I was disappointed that Pappy was only with is for two months, but at the same time, I was glad he didn't die in a shelter. During his final days, that nasty smell he had when I got him returned, but it smelled only half as bad. He wouldn't have lived two more months, without Abady. He looked better (see photos) on day 60, in his last photo than he did in his first, even though he was 2 days from death. Two months may not sound like much but in dog years that's a little longer than one year. When Pappy died on his 15th birthday, he was 105 years old, in dog years. I can't help but imagine how much healthier he would have been and how improved his end could have been, if he'd been eating a species appropriate diet that provided the proper nutrition. Imagine the benefit a younger dog could experience from the nutrition provided by Abady.

As a case study, Pappy turned out to be everything I've learned about in the veterinary nutrition text books. What a wonderful way to truly experience this and also help this precious old soul live the best possible ending.

The veterinary prescribed food he had been eating to “remedy” his health problems, contained the following ingredients:
Menhaden Fish Meal, Potato, Ground Barley, Ground Oats, Menhaden Fish Oil, Flaxseed Oil, Beet Pulp, Flaxseed, Kelp, …
It is promoted as “For healthy skin and coat” and ‘Helps improve tear stains”. If this food was capable of resolving these symptoms, it would have done so in the 2 ½ years he had been eating it. If you excluded the potato, oats and beet pulp, you might actually have something worth feeding, depending on what the actual fish ingredients are. Usually it's fish heads, scales, fins and tails, which are not digestible.

I feed my dogs only ABADY because it is unique. They target the nutritional needs of carnivores by supplying a diet largely composed of raw meat, internal organs, fat and bone. Abady is balanced nutrition that is effective, properly focused and safe to feed, because it more closely approximates Nature's plan for the diets of carnivores. I absolutely love to see what it does for the health of my dogs, as they mature. Everyone marvels at how good they look, even the breeder!

Maggie

Another reason why I adopted Pappy is because I wanted to try out the Maltese breed. I always thought to myself, if I got a little dog it would be a Maltese. I fell in love and decided to adopt Maggie. Someone dropped her off at a rescue and said, "We just don't want her anymore." I drove to the rescue where she was, one hour north of Philadelphia, which is 3 hours from home, to get her.

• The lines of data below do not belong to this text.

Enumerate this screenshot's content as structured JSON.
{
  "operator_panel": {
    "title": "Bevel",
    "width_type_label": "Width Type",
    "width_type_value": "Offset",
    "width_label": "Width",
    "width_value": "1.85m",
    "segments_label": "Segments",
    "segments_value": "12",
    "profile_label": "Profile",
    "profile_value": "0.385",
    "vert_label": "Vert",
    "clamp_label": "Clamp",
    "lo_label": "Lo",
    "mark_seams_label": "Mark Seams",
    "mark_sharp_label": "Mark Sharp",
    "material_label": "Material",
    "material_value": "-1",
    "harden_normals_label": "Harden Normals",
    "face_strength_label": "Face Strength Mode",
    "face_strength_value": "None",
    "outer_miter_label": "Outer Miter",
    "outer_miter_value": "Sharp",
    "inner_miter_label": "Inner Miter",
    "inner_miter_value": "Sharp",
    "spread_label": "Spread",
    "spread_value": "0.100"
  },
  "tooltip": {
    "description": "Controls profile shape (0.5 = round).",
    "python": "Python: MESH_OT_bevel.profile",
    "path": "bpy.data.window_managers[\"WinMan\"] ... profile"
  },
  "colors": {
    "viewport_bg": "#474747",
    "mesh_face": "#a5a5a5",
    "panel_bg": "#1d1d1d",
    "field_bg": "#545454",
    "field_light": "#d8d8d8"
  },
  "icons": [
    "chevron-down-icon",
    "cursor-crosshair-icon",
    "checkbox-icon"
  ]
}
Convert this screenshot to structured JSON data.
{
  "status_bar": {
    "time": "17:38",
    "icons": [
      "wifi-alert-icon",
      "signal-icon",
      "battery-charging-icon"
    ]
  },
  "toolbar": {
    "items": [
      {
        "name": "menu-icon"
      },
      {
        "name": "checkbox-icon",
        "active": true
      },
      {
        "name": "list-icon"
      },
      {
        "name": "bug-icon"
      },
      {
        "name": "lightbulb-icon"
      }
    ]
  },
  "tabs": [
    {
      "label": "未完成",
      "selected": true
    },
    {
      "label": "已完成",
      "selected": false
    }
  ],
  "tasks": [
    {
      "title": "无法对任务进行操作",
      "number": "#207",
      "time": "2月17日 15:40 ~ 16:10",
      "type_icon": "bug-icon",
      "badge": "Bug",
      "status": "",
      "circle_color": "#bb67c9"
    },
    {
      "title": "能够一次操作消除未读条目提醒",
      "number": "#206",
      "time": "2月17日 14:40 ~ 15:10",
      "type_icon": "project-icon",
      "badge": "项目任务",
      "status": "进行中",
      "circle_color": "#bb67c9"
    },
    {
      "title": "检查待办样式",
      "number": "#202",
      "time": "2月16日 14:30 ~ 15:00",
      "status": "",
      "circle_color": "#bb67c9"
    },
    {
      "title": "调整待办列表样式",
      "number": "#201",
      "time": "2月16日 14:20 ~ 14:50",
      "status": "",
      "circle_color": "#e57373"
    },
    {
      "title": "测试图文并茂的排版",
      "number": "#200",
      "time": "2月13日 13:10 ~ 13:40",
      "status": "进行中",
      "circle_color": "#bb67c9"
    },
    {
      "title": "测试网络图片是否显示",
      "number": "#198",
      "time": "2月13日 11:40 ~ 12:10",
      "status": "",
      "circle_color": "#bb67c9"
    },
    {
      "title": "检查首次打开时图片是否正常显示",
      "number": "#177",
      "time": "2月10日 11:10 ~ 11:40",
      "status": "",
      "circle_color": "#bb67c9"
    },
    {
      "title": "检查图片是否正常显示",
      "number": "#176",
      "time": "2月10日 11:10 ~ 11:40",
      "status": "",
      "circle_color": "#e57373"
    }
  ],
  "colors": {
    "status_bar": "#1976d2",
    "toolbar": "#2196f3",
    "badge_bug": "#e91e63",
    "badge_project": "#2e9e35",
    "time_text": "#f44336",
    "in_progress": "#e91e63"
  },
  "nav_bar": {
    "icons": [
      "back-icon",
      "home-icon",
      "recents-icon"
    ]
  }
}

This 17 month old Maltese-Shi Tzu was obviously beginning to accumulate vet bills, because she was starting to have health problems caused by improperly formulated dog foods. She was thought to have an eye infection, for which they had been giving her antibiotics. She may have had an eye infection in the left eye, but as time passed I realized that her right eye-ball had been cut. It developed scar tissue that continued to grow and is very visible to us. I'm not sure what she sees out of that eye. I fed her Abady Vitality A and Abady Maintenance & Stress granular food. She received no medications and recovered her health beautifully.

Now four years old, Maggie has been a delight and the best dog we have ever had.

Maltese dog rescued in poor health and updated photo


Please understand that I am not a veterinarian and I cannot diagnose any condition or prescribe, but I can give you an opinion of your pets health based on an interpretation of the results from a nutritional perspective. What you do with the information is your responsibility. This information is for educational purposes only.